CONSIDERING Crystal Palace were three hours from going out of business last year, and avoided relegation by the skin of their teeth three months ago, it’s no wonder they’re ecstatic at how this campaign has started.
In the league, Dougie Freedman’s side have won three out of four games to move into fifth spot (consecutive wins over Burnley, Coventry and Hull following an opening day defeat at Peterborough) and it’s gone well in the Carling Cup too – a 2-0 midweek win over Crawley in a game that was postponed for a fortnight after the riots that hit London.
All a far cry then from the trials and tribulations of the last couple of years during which time – we’ll attempt to recap in succinct style here – Palace went into administration; chairman Simon Jordan quit; Neil Warnock departed for QPR; four local businessmen stepped in at the last moment to save the club from going bust; Paul Hart worked wonders to keep Palace up despite a 10-point reduction– then got sacked; George Burley stepped in only to get the boot after a disastrous six-month reign.
It’s been the proverbial rollercoaster, but at last things are on a more even keel.
Freedman – a Palace legend, who scored more than 100 goals for the club in two different spells – was assistant to both Hart and Burley, and got the manager’s job on New Year’s Day after the club had tried and failed to persuade then Bournemouth boss Eddie Howe to take over.
Since then he’s been mighty impressive, making some inexpensive but shrewd signings (Norwegian midfielder Jonathan Parr, South African international Kagisho Dikgacoi, Australian Mile Jedinak, and Glenn Murray from the less glamorous Brighton all arrived over the summer) and introducing a style of play that is a far cry from the gritty, grim approach of the last few years.
“I’m confident that if we are lucky with injuries and have a fully fit squad, we can do a lot better than last season,” said 37-year-old Freedman, whose team stayed up on the final day last term.
“All the media and the bookies were expecting us to go down before the season had even begun, but just because teams have more money to spend doesn’t mean you rollover.
“All I want is a slow process of getting the right players in and from there we can build a good team and that is what I believe we are doing.
“A lot of hard work has gone in over the summer.

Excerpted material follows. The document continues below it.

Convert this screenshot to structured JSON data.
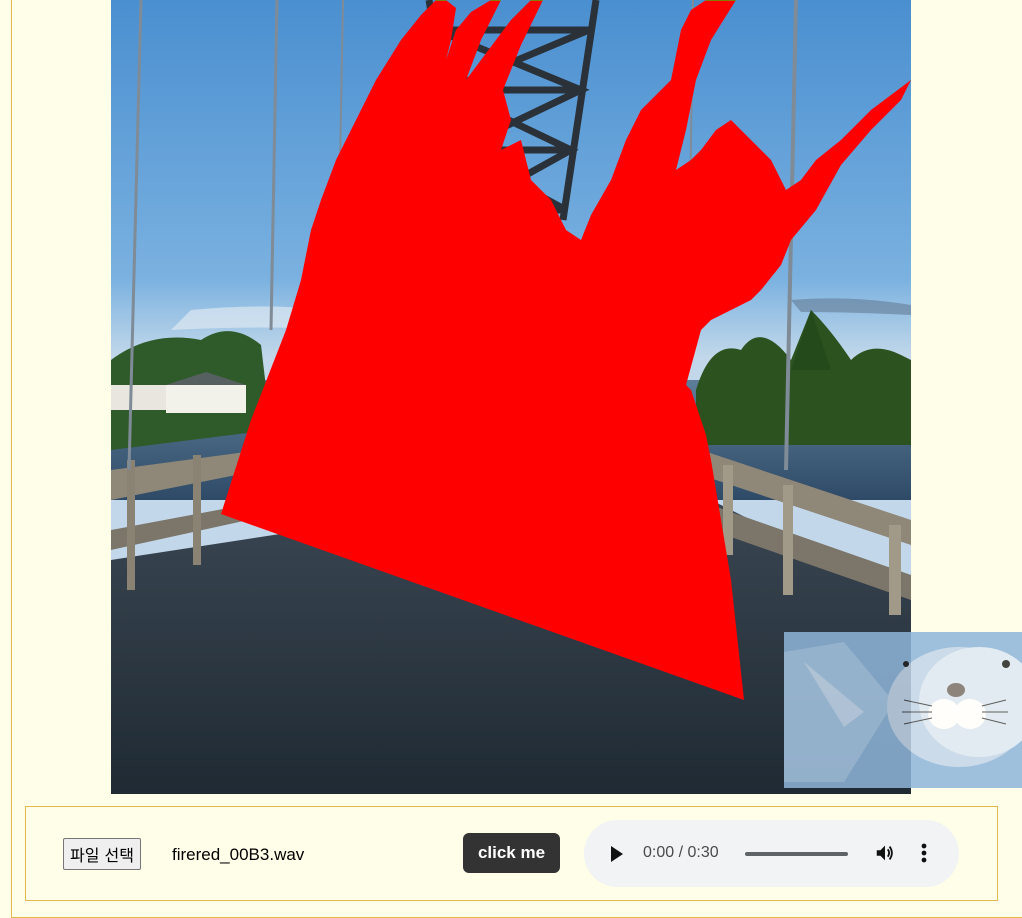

“We have had to play a certain way in the last couple of years to try and get results, but we have now gone from grinding games out to expressing our talent a bit more, and playing with extra freedom.”
Palace’s start has been even more impressive given defender Nathaniel Clyne – player of the season last year – is out with a broken foot and Owen Garvan has a hip problem.
On the plus-side for Freedman, strike duo Sean Scannell – two goals and best player so far this term – and Jermaine Easter have been bang in-form.
Oddly, three of Palace’s back four are on a month’s loan – QPR’s Peter Ramage, Aleksander Tunchev from Leicester, and Manchester City’s Ryan McGivern.
Dean Moxey is available after completing a four-game ban for picking up a second red card of the season in the final game of last year at Nottingham Forest. He may be preferred to McGivern at left-back.
Wilfried Zaha – who scored twice in midweek against Crawley, when boss Freedman made nine changes – will hope to get the nod ahead of Darren Ambrose on the right flank.
Palace: (4-4-2, probable line-up) Speroni, Ramage, McCarthy, Tunchev, McGivern (or Moxey); Ambrose (or Zaha), Wright, Jedanac, Parr; Easter, Scannell